Written by Humera Ahmed
(A Highly Commended entry in the Heritage Writing Competition.)
I am at the House of MG, a boutique heritage hotel in Ahmedabad, India’s first UNESCO World Heritage City. It was here that the Indian Prime Minister hosted his Japanese counterpart last year. The hotel, a 2oth Century mansion, is spread over two havelis (traditional large townhouses) and was built by Seth Mangaldas Girdhardas, a textile magnate. It combines an old world charm with state of the art facilities.
Directly opposite it, is the iconic 16th Century Sidi Sayed Mosque, with exquisitely pierced stone lattice work known as jali in Urdu, depicting the ‘tree of life’. The mosque like many monuments built during the Gujarat Sultanate period, is an incredible fusion of Hindu, Jain and Islamic architecture.
Located on the banks of the river Sabarmati in Gujarat state, Ahmedabad was founded in 1411 by the Gujarat Sultan Ahmed Shah I. Over the years it became one of the richest cities of the medieval world with its wonderful textiles – cotton, velvet, brocades and silks – in great demand. During the British rule it became a vibrant cotton manufacturing hub and was known as the Manchester of the East.
The wealth earned from trade and business is reflected in the numerous havelis, palaces, step wells, temples and mosque that dot the city. The Sabarmati Ashram, some distance away, was the focal centre of India’s freedom struggle under Mahatma Gandhi

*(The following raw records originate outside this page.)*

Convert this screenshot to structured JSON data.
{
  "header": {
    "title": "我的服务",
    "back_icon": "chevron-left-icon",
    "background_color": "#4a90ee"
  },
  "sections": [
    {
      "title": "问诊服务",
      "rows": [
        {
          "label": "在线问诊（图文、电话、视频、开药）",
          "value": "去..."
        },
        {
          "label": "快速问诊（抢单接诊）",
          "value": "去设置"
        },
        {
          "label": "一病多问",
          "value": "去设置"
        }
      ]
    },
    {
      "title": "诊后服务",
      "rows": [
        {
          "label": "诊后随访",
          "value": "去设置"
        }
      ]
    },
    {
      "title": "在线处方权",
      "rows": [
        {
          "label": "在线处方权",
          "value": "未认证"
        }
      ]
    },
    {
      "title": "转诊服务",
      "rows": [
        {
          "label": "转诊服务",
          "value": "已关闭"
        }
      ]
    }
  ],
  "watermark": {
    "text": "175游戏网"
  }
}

The best way to explore the old walled city is to take the Heritage Walk organized by the Heritage Foundation of Ahmedabad. I did just that. The walk begins at crack of dawn, 7am. It starts from the finely sculpted century old temple to the splendid 15th century mosque, near which are the Royal tombs. You can hear birds chirp, temple bells chime; you can join in the prayers (puja) and observe the people going about their daily chores in the Pols.
The Pol is the most unique feature of this city. It is basically a gated community, comprising of a number of houses of a certain profession, community or caste. The main features of a Pol are a labyrinthine network of streets and lanes, a gateway which leads into an open community space with a well or underground water reservoir and a cluster of houses with common walls and finely carved wooden doors and windows. Most Pols have a bird feeder which is intricately designed, and a shrine or temple.
Spread over 5.4 square kilometers, the old city 400,000 inhabits in 600 Pols. Most Pols are hundreds of years old and came up simultaneously with the city. The houses vary in sizes: some are common dwelling houses and some large havelis. Of the 12000 havelis, 3000 have been listed as heritage structures. A few have been converted into heritage hotels where you can experience life lived hundreds of years back. If you are lucky you can accept the hospitality of one of the residents of the havelis.
Festivals are celebrated with fervour in the Pols and during Uttarayan, a festival marking the end of winter, many of the residents open their houses/havelis to visitors. I visited the house of a well-to-do trader; it is more than a century old, and has three generations living in it. The interiors take you back to a different era with ethnic Gujarati style carved furniture, mirror work upholstery, stain glass windows, ornate doors, intricately carved pillars, and beautifully patterned mosaic flooring.
At the entrance is a raised platform (ootla) which is a meeting place for the menfolk. Inside there is a small courtyard around which runs a verandah (parasal), separating it from the rooms. The family spend most of their time in the courtyard and the parasal – children play, women carry out domestic chores and entertain neighbours. At one corner of the courtyard was a large wooden carved swing. Near the entrance two alcoves for placing earthen pots filled with water, so that a drink can be offered to visitors. It also had a small room for worshipping the family deity.
For lunch I went to the Diwanji-ni Haveli, more the 200 years old, now a luxury hotel. Besides the courtyard and parasal, it also has an underground water reservoir, a treasury and a secret exit. The intricate eves, the stained glass work and the wooden carvings were breath-taking. The food was delicious, authentic Gujarati, and the service excellent.
Ahmedabad’s walled city is a living heritage: visiting it I felt I had re-lived the times.
POSTED 22nd MAY 2019 by STEVE HANSON on behalf of HUMERA AHMED. Photographs were supplied by the author after the competition had been judged.